Atlanta, GA- After hitting a peak in the 80s, the divorce rates among Americans appeared to be stabilizing. But researchers in Minnesota suggest that marriage rates haven’t stabilized at all and have increased dramatically among older Americans while younger people just don’t bother to get married.

Years of data had us believing that one in two marriages end in divorce. Though that is not a promising statistic by any means, a new study by the University of Minnesota suggests we have been looking at the wrong data, and divorce happens at a greater rate than initially believed, especially among baby boomers.

In fact, the older generation is responsible from greater marriage instability since the 70s and the study suggests they are still divorcing at a higher rate.

Steve Ruggles, a professor of history at the University of Minnesota and the director of the Minnesota Population Center, was the lead researcher for the study and spoke to Time about the findings.

“There has been a threefold increase in the divorce rate of people aged between 60 and 65 since 1990,” Ruggles told Time.
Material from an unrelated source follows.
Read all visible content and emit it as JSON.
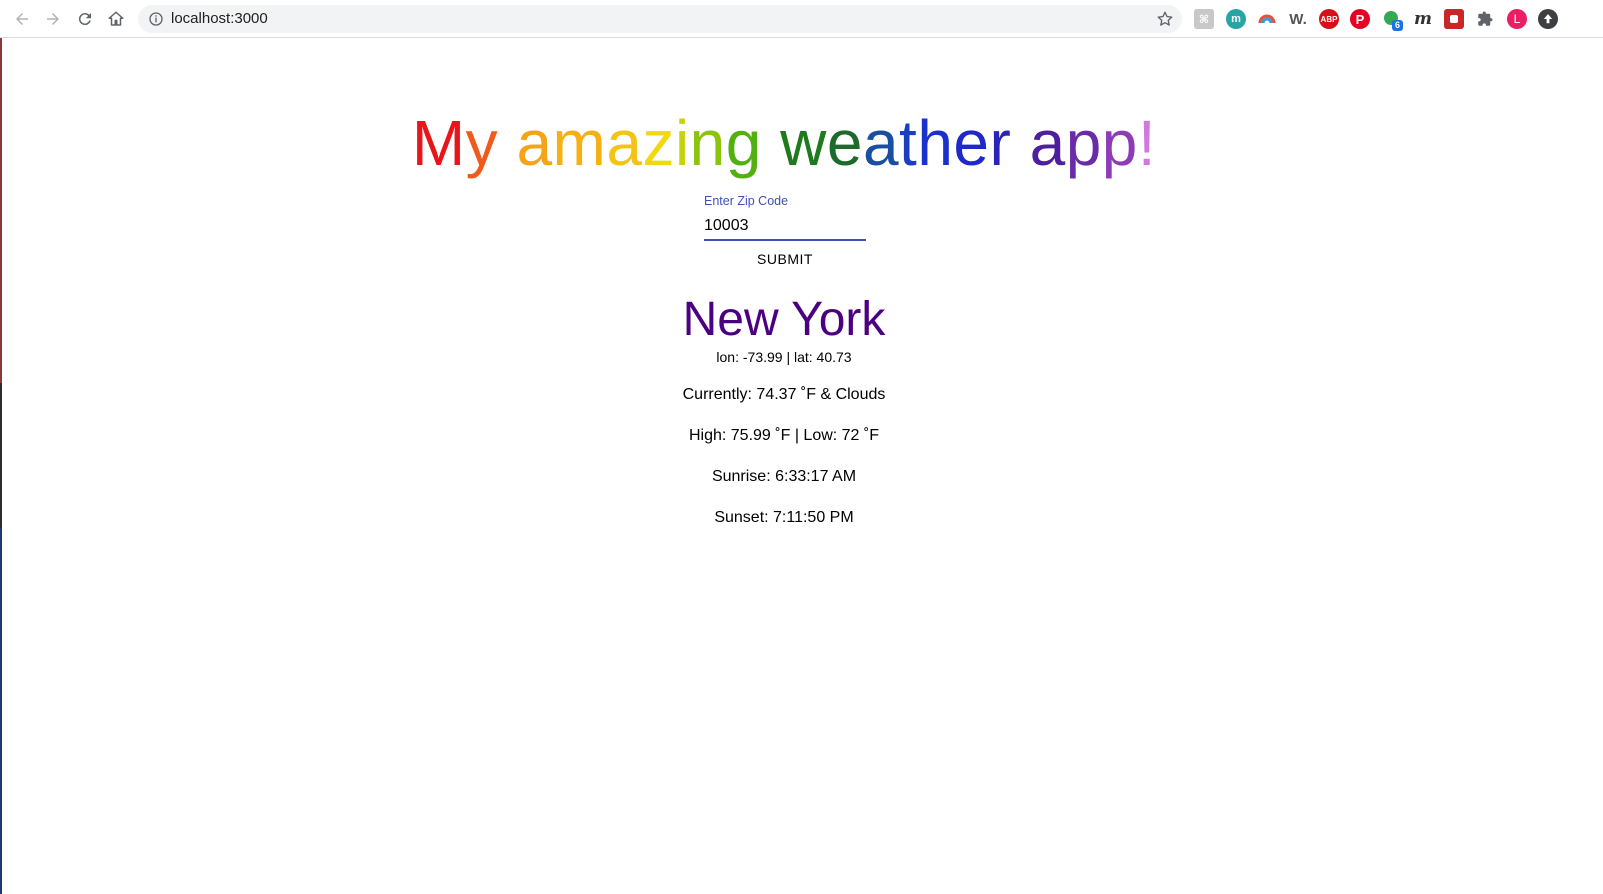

He added, “And for those older than 65, the increase is fivefold.”

Ruggles believes the high boomer divorce rate can be attributed to the many cultural changes that arose out of the 70s. The taboos against divorce began to lift, and people were no longer required to stay in unhappy marriages out of social pressure or duty. The institution of marriage was no longer seen as something someone had to do, but something a person can choose to do.

Another reason the divorce rate among baby boomers is so high is due to the fact that many are in their second or third marriages which fail at a high rate than first marriages.

As divorce rates among baby boomers have been steadily increasing, the divorce rate for younger couples has been slowly declining. But that isn’t necessarily because younger people have stronger marriages; it’s because they are more selective about who they marry, and choose to live together before taking the plunge.

Ruggles said younger generations are more likely to view living together as chance to see if a relationship can become lifelong. It’s much easier to dissolve a relationship if you’re not married so younger Americans delay marriage until they are certain they are with the right partner.  Younger people have better educations and are more financially stable so they are able be more careful about their choices of a life partner.

When a person marries they would like to think they have chosen the right partner, there is still no guarantee that love will last forever. Marriages end regardless of how carefully we chose our partners or how much we care about our partners and when it’s time to unravel those marital bonds it’s best to have legal help.

Divorce can be complicated especially when children are involved, and couples truly benefit from seeking out a divorce attorney to help them dissolve their marriages and assure their interests are protected in the process.